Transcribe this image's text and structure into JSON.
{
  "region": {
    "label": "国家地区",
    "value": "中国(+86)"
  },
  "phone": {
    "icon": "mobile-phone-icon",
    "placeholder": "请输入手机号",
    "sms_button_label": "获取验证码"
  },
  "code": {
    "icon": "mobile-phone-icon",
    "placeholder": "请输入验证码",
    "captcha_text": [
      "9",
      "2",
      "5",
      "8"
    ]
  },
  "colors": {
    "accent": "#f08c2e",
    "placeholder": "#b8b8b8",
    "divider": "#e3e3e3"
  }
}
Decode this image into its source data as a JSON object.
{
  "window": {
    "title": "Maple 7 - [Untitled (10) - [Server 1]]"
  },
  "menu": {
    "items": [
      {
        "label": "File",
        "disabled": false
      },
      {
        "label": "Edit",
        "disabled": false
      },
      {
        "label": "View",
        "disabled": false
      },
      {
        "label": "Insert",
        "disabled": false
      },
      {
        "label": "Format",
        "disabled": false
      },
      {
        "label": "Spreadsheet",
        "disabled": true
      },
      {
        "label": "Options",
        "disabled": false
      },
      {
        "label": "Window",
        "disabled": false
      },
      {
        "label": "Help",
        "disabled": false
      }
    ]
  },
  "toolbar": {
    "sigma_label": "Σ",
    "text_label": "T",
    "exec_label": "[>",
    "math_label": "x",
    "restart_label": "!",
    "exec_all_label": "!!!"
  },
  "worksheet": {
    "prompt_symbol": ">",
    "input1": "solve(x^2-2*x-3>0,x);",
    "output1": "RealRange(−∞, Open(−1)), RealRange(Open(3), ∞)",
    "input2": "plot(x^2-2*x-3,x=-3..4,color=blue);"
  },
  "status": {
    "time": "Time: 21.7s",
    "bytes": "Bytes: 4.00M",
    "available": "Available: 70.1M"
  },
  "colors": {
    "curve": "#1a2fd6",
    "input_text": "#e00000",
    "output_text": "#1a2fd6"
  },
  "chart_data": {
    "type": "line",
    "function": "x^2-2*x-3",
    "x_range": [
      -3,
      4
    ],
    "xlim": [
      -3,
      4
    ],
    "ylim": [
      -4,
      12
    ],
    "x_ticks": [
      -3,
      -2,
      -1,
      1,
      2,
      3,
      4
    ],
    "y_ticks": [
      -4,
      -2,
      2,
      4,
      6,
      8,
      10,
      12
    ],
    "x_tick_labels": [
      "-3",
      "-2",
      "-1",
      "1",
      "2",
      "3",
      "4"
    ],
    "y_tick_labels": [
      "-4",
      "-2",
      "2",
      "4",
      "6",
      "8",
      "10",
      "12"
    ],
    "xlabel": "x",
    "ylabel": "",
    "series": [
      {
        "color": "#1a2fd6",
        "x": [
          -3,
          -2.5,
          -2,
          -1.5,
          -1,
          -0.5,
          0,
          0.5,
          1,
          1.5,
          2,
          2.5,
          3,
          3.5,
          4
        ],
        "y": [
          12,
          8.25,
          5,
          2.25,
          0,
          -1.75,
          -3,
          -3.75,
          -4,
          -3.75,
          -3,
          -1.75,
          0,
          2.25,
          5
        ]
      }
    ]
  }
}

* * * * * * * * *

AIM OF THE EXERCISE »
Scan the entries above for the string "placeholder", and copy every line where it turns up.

EXERCISE OUTPUT »
    "placeholder": "请输入手机号",
    "placeholder": "请输入验证码",
    "placeholder": "#b8b8b8",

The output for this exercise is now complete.